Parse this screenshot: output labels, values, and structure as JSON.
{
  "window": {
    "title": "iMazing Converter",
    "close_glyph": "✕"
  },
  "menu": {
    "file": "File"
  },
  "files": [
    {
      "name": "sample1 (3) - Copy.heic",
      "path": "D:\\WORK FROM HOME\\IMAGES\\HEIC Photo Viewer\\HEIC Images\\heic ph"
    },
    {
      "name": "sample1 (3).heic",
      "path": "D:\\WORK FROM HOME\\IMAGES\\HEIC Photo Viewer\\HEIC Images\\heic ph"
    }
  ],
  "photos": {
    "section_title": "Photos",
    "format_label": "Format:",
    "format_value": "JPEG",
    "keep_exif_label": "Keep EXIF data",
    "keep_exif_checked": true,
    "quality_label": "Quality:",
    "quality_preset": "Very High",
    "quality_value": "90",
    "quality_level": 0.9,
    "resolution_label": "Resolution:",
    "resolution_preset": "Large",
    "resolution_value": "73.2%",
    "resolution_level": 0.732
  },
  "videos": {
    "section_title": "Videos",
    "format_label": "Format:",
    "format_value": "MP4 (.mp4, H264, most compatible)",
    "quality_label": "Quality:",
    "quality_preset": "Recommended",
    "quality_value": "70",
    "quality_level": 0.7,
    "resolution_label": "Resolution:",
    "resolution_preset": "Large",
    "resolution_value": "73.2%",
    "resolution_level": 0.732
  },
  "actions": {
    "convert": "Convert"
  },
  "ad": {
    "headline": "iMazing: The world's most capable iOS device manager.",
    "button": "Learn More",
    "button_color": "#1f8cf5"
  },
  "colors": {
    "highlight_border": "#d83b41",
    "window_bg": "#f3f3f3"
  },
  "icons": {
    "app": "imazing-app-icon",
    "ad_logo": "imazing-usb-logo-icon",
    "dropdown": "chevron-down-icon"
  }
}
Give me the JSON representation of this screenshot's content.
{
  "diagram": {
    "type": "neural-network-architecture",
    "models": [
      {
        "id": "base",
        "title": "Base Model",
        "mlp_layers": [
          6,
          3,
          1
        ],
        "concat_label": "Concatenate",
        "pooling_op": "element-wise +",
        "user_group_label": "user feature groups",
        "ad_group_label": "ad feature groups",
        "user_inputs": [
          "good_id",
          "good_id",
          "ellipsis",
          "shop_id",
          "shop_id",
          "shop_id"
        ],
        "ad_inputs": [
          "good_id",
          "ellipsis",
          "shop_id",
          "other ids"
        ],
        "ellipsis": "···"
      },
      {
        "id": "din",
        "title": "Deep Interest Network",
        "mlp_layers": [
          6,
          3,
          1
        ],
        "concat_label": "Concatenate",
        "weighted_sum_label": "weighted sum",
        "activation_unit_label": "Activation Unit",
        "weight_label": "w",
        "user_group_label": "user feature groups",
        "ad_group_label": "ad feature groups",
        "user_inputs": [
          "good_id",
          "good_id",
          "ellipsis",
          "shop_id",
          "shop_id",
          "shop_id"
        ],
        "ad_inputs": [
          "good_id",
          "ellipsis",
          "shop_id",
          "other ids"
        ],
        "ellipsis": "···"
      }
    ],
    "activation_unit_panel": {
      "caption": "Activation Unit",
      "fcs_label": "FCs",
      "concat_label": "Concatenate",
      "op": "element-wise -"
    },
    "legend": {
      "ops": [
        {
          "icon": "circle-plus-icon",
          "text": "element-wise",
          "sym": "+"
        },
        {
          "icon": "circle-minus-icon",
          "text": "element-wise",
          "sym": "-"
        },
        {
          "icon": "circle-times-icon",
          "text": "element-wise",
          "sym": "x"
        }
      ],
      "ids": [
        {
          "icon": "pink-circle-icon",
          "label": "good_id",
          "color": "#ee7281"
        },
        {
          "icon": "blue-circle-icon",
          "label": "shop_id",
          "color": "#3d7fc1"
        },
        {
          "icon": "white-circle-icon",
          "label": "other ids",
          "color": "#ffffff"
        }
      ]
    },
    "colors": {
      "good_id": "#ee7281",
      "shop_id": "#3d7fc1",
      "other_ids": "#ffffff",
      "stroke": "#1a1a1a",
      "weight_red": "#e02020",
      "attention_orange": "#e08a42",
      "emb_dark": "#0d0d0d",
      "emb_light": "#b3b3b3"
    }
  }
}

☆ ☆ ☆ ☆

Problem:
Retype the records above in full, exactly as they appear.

Response area:
Parse this screenshot: output labels, values, and structure as JSON.
{
  "window": {
    "title": "iMazing Converter",
    "close_glyph": "✕"
  },
  "menu": {
    "file": "File"
  },
  "files": [
    {
      "name": "sample1 (3) - Copy.heic",
      "path": "D:\\WORK FROM HOME\\IMAGES\\HEIC Photo Viewer\\HEIC Images\\heic ph"
    },
    {
      "name": "sample1 (3).heic",
      "path": "D:\\WORK FROM HOME\\IMAGES\\HEIC Photo Viewer\\HEIC Images\\heic ph"
    }
  ],
  "photos": {
    "section_title": "Photos",
    "format_label": "Format:",
    "format_value": "JPEG",
    "keep_exif_label": "Keep EXIF data",
    "keep_exif_checked": true,
    "quality_label": "Quality:",
    "quality_preset": "Very High",
    "quality_value": "90",
    "quality_level": 0.9,
    "resolution_label": "Resolution:",
    "resolution_preset": "Large",
    "resolution_value": "73.2%",
    "resolution_level": 0.732
  },
  "videos": {
    "section_title": "Videos",
    "format_label": "Format:",
    "format_value": "MP4 (.mp4, H264, most compatible)",
    "quality_label": "Quality:",
    "quality_preset": "Recommended",
    "quality_value": "70",
    "quality_level": 0.7,
    "resolution_label": "Resolution:",
    "resolution_preset": "Large",
    "resolution_value": "73.2%",
    "resolution_level": 0.732
  },
  "actions": {
    "convert": "Convert"
  },
  "ad": {
    "headline": "iMazing: The world's most capable iOS device manager.",
    "button": "Learn More",
    "button_color": "#1f8cf5"
  },
  "colors": {
    "highlight_border": "#d83b41",
    "window_bg": "#f3f3f3"
  },
  "icons": {
    "app": "imazing-app-icon",
    "ad_logo": "imazing-usb-logo-icon",
    "dropdown": "chevron-down-icon"
  }
}
Give me the JSON representation of this screenshot's content.
{
  "diagram": {
    "type": "neural-network-architecture",
    "models": [
      {
        "id": "base",
        "title": "Base Model",
        "mlp_layers": [
          6,
          3,
          1
        ],
        "concat_label": "Concatenate",
        "pooling_op": "element-wise +",
        "user_group_label": "user feature groups",
        "ad_group_label": "ad feature groups",
        "user_inputs": [
          "good_id",
          "good_id",
          "ellipsis",
          "shop_id",
          "shop_id",
          "shop_id"
        ],
        "ad_inputs": [
          "good_id",
          "ellipsis",
          "shop_id",
          "other ids"
        ],
        "ellipsis": "···"
      },
      {
        "id": "din",
        "title": "Deep Interest Network",
        "mlp_layers": [
          6,
          3,
          1
        ],
        "concat_label": "Concatenate",
        "weighted_sum_label": "weighted sum",
        "activation_unit_label": "Activation Unit",
        "weight_label": "w",
        "user_group_label": "user feature groups",
        "ad_group_label": "ad feature groups",
        "user_inputs": [
          "good_id",
          "good_id",
          "ellipsis",
          "shop_id",
          "shop_id",
          "shop_id"
        ],
        "ad_inputs": [
          "good_id",
          "ellipsis",
          "shop_id",
          "other ids"
        ],
        "ellipsis": "···"
      }
    ],
    "activation_unit_panel": {
      "caption": "Activation Unit",
      "fcs_label": "FCs",
      "concat_label": "Concatenate",
      "op": "element-wise -"
    },
    "legend": {
      "ops": [
        {
          "icon": "circle-plus-icon",
          "text": "element-wise",
          "sym": "+"
        },
        {
          "icon": "circle-minus-icon",
          "text": "element-wise",
          "sym": "-"
        },
        {
          "icon": "circle-times-icon",
          "text": "element-wise",
          "sym": "x"
        }
      ],
      "ids": [
        {
          "icon": "pink-circle-icon",
          "label": "good_id",
          "color": "#ee7281"
        },
        {
          "icon": "blue-circle-icon",
          "label": "shop_id",
          "color": "#3d7fc1"
        },
        {
          "icon": "white-circle-icon",
          "label": "other ids",
          "color": "#ffffff"
        }
      ]
    },
    "colors": {
      "good_id": "#ee7281",
      "shop_id": "#3d7fc1",
      "other_ids": "#ffffff",
      "stroke": "#1a1a1a",
      "weight_red": "#e02020",
      "attention_orange": "#e08a42",
      "emb_dark": "#0d0d0d",
      "emb_light": "#b3b3b3"
    }
  }
}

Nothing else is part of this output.